The apartment will be staffed by Department of Developmental Services officials who will offer around-the-clock supervision, Zachary’s attorney Alfred Chamberland, of Easthampton, said in court.

At a dangerousness hearing in February, Hampshire Superior Court Judge Mary-Lou Rup ruled that Holmes would continue to be held until his attorney found an assisted-care residence that could accommodate his needs. 

Judge John Ferrara, with Chamberland and Assistant Northwestern District Attorney Jennifer Suhl in agreement, ruled Monday that Holmes may be released to the DDS-supervised apartment on his personal recognizance.

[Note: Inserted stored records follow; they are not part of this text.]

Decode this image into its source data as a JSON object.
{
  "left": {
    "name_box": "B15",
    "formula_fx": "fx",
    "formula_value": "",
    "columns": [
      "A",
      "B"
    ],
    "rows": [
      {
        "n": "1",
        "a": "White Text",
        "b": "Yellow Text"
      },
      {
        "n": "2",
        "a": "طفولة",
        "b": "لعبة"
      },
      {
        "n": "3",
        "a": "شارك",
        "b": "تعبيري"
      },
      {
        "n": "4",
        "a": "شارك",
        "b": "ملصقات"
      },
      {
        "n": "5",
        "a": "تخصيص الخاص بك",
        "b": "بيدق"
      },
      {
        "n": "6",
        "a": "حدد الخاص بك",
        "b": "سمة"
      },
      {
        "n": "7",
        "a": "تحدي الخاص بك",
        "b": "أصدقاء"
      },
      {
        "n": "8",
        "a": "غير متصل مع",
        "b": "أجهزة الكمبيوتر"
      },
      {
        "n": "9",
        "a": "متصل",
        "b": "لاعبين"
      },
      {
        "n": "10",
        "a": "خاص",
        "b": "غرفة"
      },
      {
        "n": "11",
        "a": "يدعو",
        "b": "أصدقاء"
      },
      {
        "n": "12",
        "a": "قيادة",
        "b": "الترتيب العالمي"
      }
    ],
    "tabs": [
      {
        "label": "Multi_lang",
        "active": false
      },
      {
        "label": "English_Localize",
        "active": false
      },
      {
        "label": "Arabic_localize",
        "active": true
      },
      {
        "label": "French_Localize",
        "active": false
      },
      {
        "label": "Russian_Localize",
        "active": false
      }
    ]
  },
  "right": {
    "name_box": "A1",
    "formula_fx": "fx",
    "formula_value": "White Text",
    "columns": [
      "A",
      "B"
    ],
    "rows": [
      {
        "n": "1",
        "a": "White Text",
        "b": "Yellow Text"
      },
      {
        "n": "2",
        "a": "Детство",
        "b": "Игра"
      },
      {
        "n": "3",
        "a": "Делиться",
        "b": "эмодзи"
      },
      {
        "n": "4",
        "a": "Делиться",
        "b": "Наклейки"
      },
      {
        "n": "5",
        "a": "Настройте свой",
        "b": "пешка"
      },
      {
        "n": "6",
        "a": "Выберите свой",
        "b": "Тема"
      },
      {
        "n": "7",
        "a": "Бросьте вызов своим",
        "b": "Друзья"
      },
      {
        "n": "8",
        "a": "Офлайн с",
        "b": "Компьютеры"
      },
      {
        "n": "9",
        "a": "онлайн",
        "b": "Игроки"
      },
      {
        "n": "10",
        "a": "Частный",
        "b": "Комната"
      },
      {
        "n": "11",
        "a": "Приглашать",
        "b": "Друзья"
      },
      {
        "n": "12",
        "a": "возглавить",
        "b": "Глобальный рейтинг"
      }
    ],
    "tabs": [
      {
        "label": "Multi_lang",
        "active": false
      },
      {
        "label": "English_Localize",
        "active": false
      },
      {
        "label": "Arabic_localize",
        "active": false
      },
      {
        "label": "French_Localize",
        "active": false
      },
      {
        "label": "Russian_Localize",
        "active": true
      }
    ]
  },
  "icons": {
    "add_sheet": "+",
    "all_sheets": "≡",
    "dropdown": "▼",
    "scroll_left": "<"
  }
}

Zachary — who prosecutors allege choked and stabbed his mother, seriously injuring her, after a dispute last September — pleaded not guilty to attempted murder and armed assault charges. The man’s family has said that he is autistic and developmentally delayed and functions at the cognitive level of a middle-schooler, largely unaware of the circumstances unfolding around him.

Chamberland argued in court Monday that Zachary be allowed outside the apartment with supervision to enjoy leisure activities — like going to the movies, visiting Barnes & Noble Booksellers and shopping at the mall — so that he may begin to reclaim some normalcy after his time spent in the Hampshire County Jail.

“He needs to learn to be part of the community,” Chamberland said. “This is not an individual the community needs to be afraid of. This is a man who suffers from autism who needs therapeutic services.”

As Chamberland made his case to the judge, Zachary looked up at his attorney standing directly above him.

“Thank you so much for all of this,” Zachary said to Chamberland with a soft grin. “I’m so proud of you.”

However, while Suhl said she agreed with Zachary’s release to the supervised residence, she told the judge she did not support him being permitted to wander around freely.

Ferrara agreed and ruled that Zachary will be confined to the apartment except for medical or religious reasons, wear a GPS device and be subject to around-the-clock supervision.

Zachary is also required to stay away from Joann and his younger brother upon his release. Joann has not visited with Zachary since his arrest.

The attorneys also said in court that there are “serious” talks regarding a possible resolution of the case prior to trial, but they did not offer specifics. Zachary’s due back in court July 6.

The relationship between Zachary and his mother was one with “growing tensions” over a year, culminating with the alleged attack in September 2015, Suhl previously said in court. She noted that police were called to the home a year before regarding a violent outburst, but no arrest was made.

Joann insists she never wanted charges filed against Zachary and remains a staunch advocate for his release and acquittal.

In the courtroom, she often tightly clenches the bench beneath her, gently rocking back and forth. The hardest part, she said sitting outside the courtroom Monday, has been remaining silent during the proceedings.

“You ever hear of those people in comas?” Joann said. “How they can hear everything around them but not say anything?”

After Monday’s hearing, Chamberland gathered with Joann and other family members.

It is always a long way to the end of any rainbow, he said, and usually “there will be a reward at the end of the rainbow which is what we’re hoping.”

As Joann walked outside the courthouse Monday, she said she felt better than she has in months.

Looking forward to her son’s release Tuesday morning, she said, “I’ll be happy tomorrow when he’s not sleeping in that orange jumpsuit.” 

Michael Majchrowicz can be reached at mmajchrowicz@gazettenet.com or 413-585-5234.